White terrorism, white nationalism and digital media 

This framing of himself and his action is clearly not an individual construct, it is a social fact. It is constructed in collaboration with other people from different corners of the world and different timeframes. In digital culture studies, scholars have now been arguing for several years that digital media are spraces were new types of social groups emerge. These groups (light communitiesmicro-populations, networked or affective publics) do not necessarily share the same location, nor do they know each others name, but they do function as social groups. They produce norms and normality, and engage in structured and formatted modes of practice.

White terrorism is the most extreme manifestation of such a social group: far right white nationalists. We cannot understand white terrorism without looking at the emergence of white nationalism. It is this ideological or metapolitical dimension, embedded in YouTube channels, fora, journals, books, think thanks, memes and manifestos that explain the rationale of the terorrist and the cultural material informing his acts.

Trying to understand white terrorism within a ‘lone wolf framework’ is clearly inadequate if we want to understand and address the phenomenon. White terrorists cannot be understood if we detach their individual acts from the social and online dimensions that shaped them and generated audiences for them. 

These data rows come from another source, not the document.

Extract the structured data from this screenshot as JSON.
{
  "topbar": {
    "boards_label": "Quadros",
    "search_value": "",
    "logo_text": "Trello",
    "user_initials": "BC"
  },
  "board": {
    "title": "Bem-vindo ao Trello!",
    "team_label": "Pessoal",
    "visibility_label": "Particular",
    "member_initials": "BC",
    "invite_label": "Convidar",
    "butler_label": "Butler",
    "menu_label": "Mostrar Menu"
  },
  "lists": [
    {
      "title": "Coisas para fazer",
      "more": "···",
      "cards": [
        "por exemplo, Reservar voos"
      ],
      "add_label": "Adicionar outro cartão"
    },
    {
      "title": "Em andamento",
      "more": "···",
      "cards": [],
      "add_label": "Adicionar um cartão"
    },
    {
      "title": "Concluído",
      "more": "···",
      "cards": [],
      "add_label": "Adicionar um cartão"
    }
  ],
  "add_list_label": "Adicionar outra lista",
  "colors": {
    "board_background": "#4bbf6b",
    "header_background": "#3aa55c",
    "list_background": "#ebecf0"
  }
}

References

Chadwick, (2017). The hybrid media system. Oxford University Press. 

Laqueur, (W.). (1977). Terrorism. London: Weidenfeld & Nicolson.

Maly, I. (2018). Nieuw rechts. Berchem: Epo.

Nagle, A. (2017). Kill all normies. Online Culture wars from 4chan and Tumblr to Trump and the Alt-right. Winchester, UK & Washington, US: Zero Books.